So…….Just Who Is Dmitri Samorukov?:
With good size, Samorukov is set up to track nicely as a defensive prospect for the organization. He’ll get two more seasons of OHL play and will get the chance to prove which player is the real Samorukov, first half guy or second half guy.
We are talking about a good skater who can rush the puck effectively, which is a key thing in today’s NHL. If a defender can’t move the puck, there isn’t much work for him in the game anymore. Being able to do that makes Samorukov an option moving forward.
Friend of the site Lowetide wrote up on Samorukov here after he was selected by the Oilers in the draft. The following is a scouting report of him from Brock Otten.
Brock Otten, OHL Prospects: “Up and down year for Samorukov. Started off the year very well, but really hit a wall through the middle of the season, up until the final couple of months. Then he finished the year exceptionally well, including a very strong performance for Russia at the U18’s. This is the type of inconsistency I was talking about in Adam Ruzicka’s write up. When he’s off, Samorukov looks lost on the ice. Turnovers a plenty and a lot of puck chasing defensively. A lot of that can be attributed to the team he played on this year in Guelph though, who struggled as a team with turnovers and consistency in effort. But when he was on, which was the vast majority of the second half, he looked like a legitimate NHL prospect. Samorukov is an excellent skater who showcases a great ability as a puck rusher. But he also has a big point shot, which he was able to really improve the accuracy of later in the year. Defensively, I really like his intensity. Sure, he runs around a little too much sometimes. And sure, his reads could use some work. But, he plays the game hard in his own end and really makes opposing forwards keep their heads up. There’s a lot of potential to develop into a quality two-way defender with Samorukov IMO, and as such I think he’s really worked himself back into the conversation as a 2nd round pick come June”

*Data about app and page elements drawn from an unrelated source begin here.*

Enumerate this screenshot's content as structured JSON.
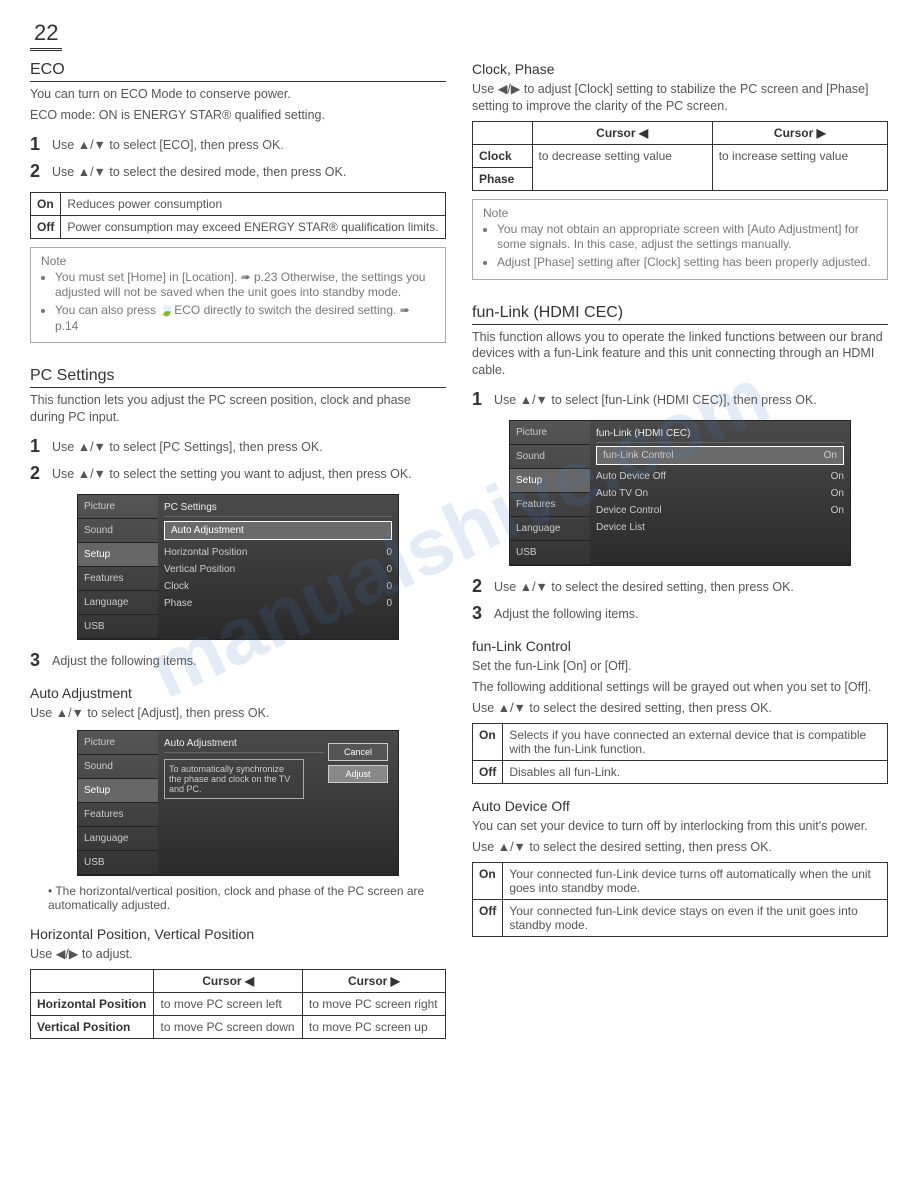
{
  "page_number": "22",
  "watermark": "manualshive.com",
  "left": {
    "eco": {
      "title": "ECO",
      "intro1": "You can turn on ECO Mode to conserve power.",
      "intro2": "ECO mode: ON is ENERGY STAR® qualified setting.",
      "steps": [
        "Use ▲/▼ to select [ECO], then press OK.",
        "Use ▲/▼ to select the desired mode, then press OK."
      ],
      "table": {
        "rows": [
          {
            "label": "On",
            "desc": "Reduces power consumption"
          },
          {
            "label": "Off",
            "desc": "Power consumption may exceed ENERGY STAR® qualification limits."
          }
        ]
      },
      "note_title": "Note",
      "notes": [
        "You must set [Home] in [Location]. ➠ p.23\nOtherwise, the settings you adjusted will not be saved when the unit goes into standby mode.",
        "You can also press 🍃ECO directly to switch the desired setting. ➠ p.14"
      ]
    },
    "pc": {
      "title": "PC Settings",
      "intro": "This function lets you adjust the PC screen position, clock and phase during PC input.",
      "steps": [
        "Use ▲/▼ to select [PC Settings], then press OK.",
        "Use ▲/▼ to select the setting you want to adjust, then press OK."
      ],
      "step3": "Adjust the following items.",
      "ss1": {
        "sidebar": [
          "Picture",
          "Sound",
          "Setup",
          "Features",
          "Language",
          "USB"
        ],
        "title": "PC Settings",
        "hl": "Auto Adjustment",
        "rows": [
          {
            "label": "Horizontal Position",
            "val": "0"
          },
          {
            "label": "Vertical Position",
            "val": "0"
          },
          {
            "label": "Clock",
            "val": "0"
          },
          {
            "label": "Phase",
            "val": "0"
          }
        ]
      },
      "auto": {
        "title": "Auto Adjustment",
        "intro": "Use ▲/▼ to select [Adjust], then press OK.",
        "ss": {
          "title": "Auto Adjustment",
          "text": "To automatically synchronize the phase and clock on the TV and PC.",
          "btn_cancel": "Cancel",
          "btn_adjust": "Adjust"
        },
        "bullet": "The horizontal/vertical position, clock and phase of the PC screen are automatically adjusted."
      },
      "hpos": {
        "title": "Horizontal Position, Vertical Position",
        "intro": "Use ◀/▶ to adjust.",
        "table": {
          "head_left": "Cursor ◀",
          "head_right": "Cursor ▶",
          "rows": [
            {
              "label": "Horizontal Position",
              "left": "to move PC screen left",
              "right": "to move PC screen right"
            },
            {
              "label": "Vertical Position",
              "left": "to move PC screen down",
              "right": "to move PC screen up"
            }
          ]
        }
      }
    }
  },
  "right": {
    "clockphase": {
      "title": "Clock, Phase",
      "intro": "Use ◀/▶ to adjust [Clock] setting to stabilize the PC screen and [Phase] setting to improve the clarity of the PC screen.",
      "table": {
        "head_left": "Cursor ◀",
        "head_right": "Cursor ▶",
        "rows": [
          {
            "label": "Clock",
            "left": "to decrease setting value",
            "right": "to increase setting value"
          },
          {
            "label": "Phase",
            "left": "",
            "right": ""
          }
        ]
      },
      "note_title": "Note",
      "notes": [
        "You may not obtain an appropriate screen with [Auto Adjustment] for some signals. In this case, adjust the settings manually.",
        "Adjust [Phase] setting after [Clock] setting has been properly adjusted."
      ]
    },
    "funlink": {
      "title": "fun-Link (HDMI CEC)",
      "intro": "This function allows you to operate the linked functions between our brand devices with a fun-Link feature and this unit connecting through an HDMI cable.",
      "step1": "Use ▲/▼ to select [fun-Link (HDMI CEC)], then press OK.",
      "ss": {
        "sidebar": [
          "Picture",
          "Sound",
          "Setup",
          "Features",
          "Language",
          "USB"
        ],
        "title": "fun-Link (HDMI CEC)",
        "rows": [
          {
            "label": "fun-Link Control",
            "val": "On",
            "hl": true
          },
          {
            "label": "Auto Device Off",
            "val": "On"
          },
          {
            "label": "Auto TV On",
            "val": "On"
          },
          {
            "label": "Device Control",
            "val": "On"
          },
          {
            "label": "Device List",
            "val": ""
          }
        ]
      },
      "step2": "Use ▲/▼ to select the desired setting, then press OK.",
      "step3": "Adjust the following items.",
      "control": {
        "title": "fun-Link Control",
        "l1": "Set the fun-Link [On] or [Off].",
        "l2": "The following additional settings will be grayed out when you set to [Off].",
        "l3": "Use ▲/▼ to select the desired setting, then press OK.",
        "table": {
          "rows": [
            {
              "label": "On",
              "desc": "Selects if you have connected an external device that is compatible with the fun-Link function."
            },
            {
              "label": "Off",
              "desc": "Disables all fun-Link."
            }
          ]
        }
      },
      "autooff": {
        "title": "Auto Device Off",
        "intro": "You can set your device to turn off by interlocking from this unit's power.",
        "l2": "Use ▲/▼ to select the desired setting, then press OK.",
        "table": {
          "rows": [
            {
              "label": "On",
              "desc": "Your connected fun-Link device turns off automatically when the unit goes into standby mode."
            },
            {
              "label": "Off",
              "desc": "Your connected fun-Link device stays on even if the unit goes into standby mode."
            }
          ]
        }
      }
    }
  }
}
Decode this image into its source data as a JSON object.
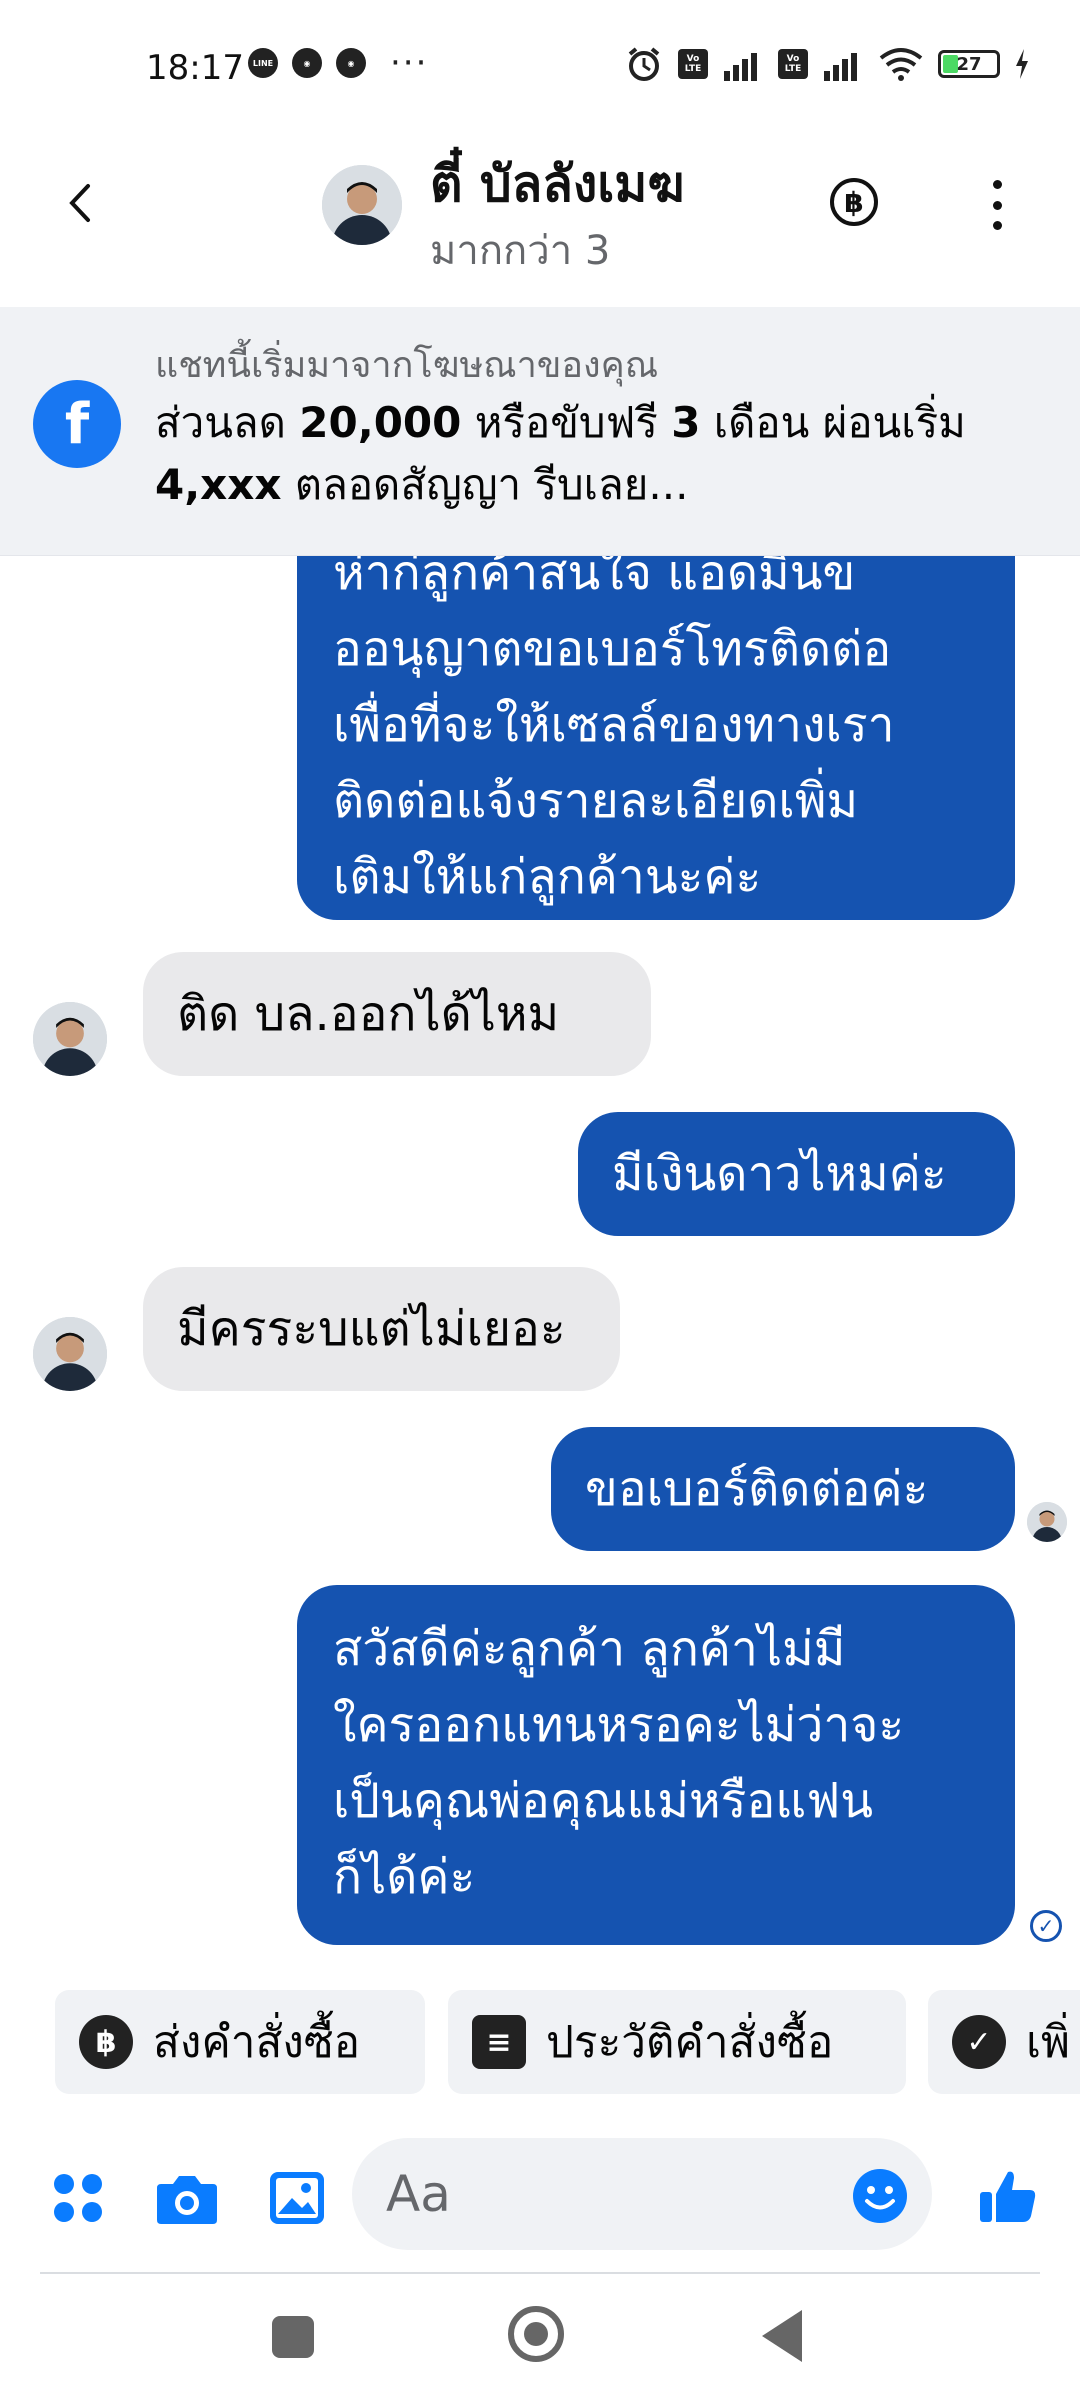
{
  "status_bar": {
    "time": "18:17",
    "notification_icons": [
      "line-icon",
      "chrome-icon",
      "chrome-icon"
    ],
    "overflow": "···",
    "volte_label_top": "Vo",
    "volte_label_bottom": "LTE",
    "battery_level": "27"
  },
  "header": {
    "name": "ตี๋ บัลลังเมฆ",
    "subtitle": "มากกว่า 3",
    "baht_symbol": "฿"
  },
  "ad_banner": {
    "caption": "แชทนี้เริ่มมาจากโฆษณาของคุณ",
    "text_part1": "ส่วนลด ",
    "text_bold1": "20,000",
    "text_part2": " หรือขับฟรี ",
    "text_bold2": "3",
    "text_part3": " เดือน ผ่อนเริ่ม ",
    "text_bold3": "4,xxx",
    "text_part4": " ตลอดสัญญา รีบเลย...",
    "icon_letter": "f"
  },
  "messages": [
    {
      "direction": "out",
      "lines": [
        "ห่าก่ลูกค้าสนใจ แอดมินข",
        "ออนุญาตขอเบอร์โทรติดต่อ",
        "เพื่อที่จะให้เซลล์ของทางเรา",
        "ติดต่อแจ้งรายละเอียดเพิ่ม",
        "เติมให้แก่ลูกค้านะค่ะ"
      ]
    },
    {
      "direction": "in",
      "text": "ติด บล.ออกได้ไหม"
    },
    {
      "direction": "out",
      "text": "มีเงินดาวไหมค่ะ"
    },
    {
      "direction": "in",
      "text": "มีครระบแต่ไม่เยอะ"
    },
    {
      "direction": "out",
      "text": "ขอเบอร์ติดต่อค่ะ"
    },
    {
      "direction": "out",
      "lines": [
        "สวัสดีค่ะลูกค้า ลูกค้าไม่มี",
        "ใครออกแทนหรอคะไม่ว่าจะ",
        "เป็นคุณพ่อคุณแม่หรือแฟน",
        "ก็ได้ค่ะ"
      ]
    }
  ],
  "quick_actions": [
    {
      "label": "ส่งคำสั่งซื้อ",
      "icon": "baht-icon",
      "symbol": "฿"
    },
    {
      "label": "ประวัติคำสั่งซื้อ",
      "icon": "receipt-icon",
      "symbol": "≡"
    },
    {
      "label": "เพิ่",
      "icon": "check-icon",
      "symbol": "✓"
    }
  ],
  "composer": {
    "placeholder": "Aa"
  },
  "colors": {
    "accent": "#1553b0",
    "brand_blue": "#0a7cff",
    "facebook": "#1877f2"
  }
}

What Can We Expect:
I’ll be watching Samorukov closely at next month’s rookie tournament and hoping he has a strong weekend for the Oilers. I doubt he’ll get much of a look in training camp, and honestly I wouldn’t be surprised if he was sent back to Guelph immediately after the tournament or following the split-squad games with the Flames to open the preseason.
In 2017-18, consistency will be key for Samorukov. If he can put together a full season that resembles his second half of last year, then it will be an overwhelming success. I’ll be looking to see if he can establish that level of play over the course of a full season and if he can increase his offensive output. Last season, he registered 4-16-20.
I leave you with a look back on Samorukov’s 2016-17 season in Guelph.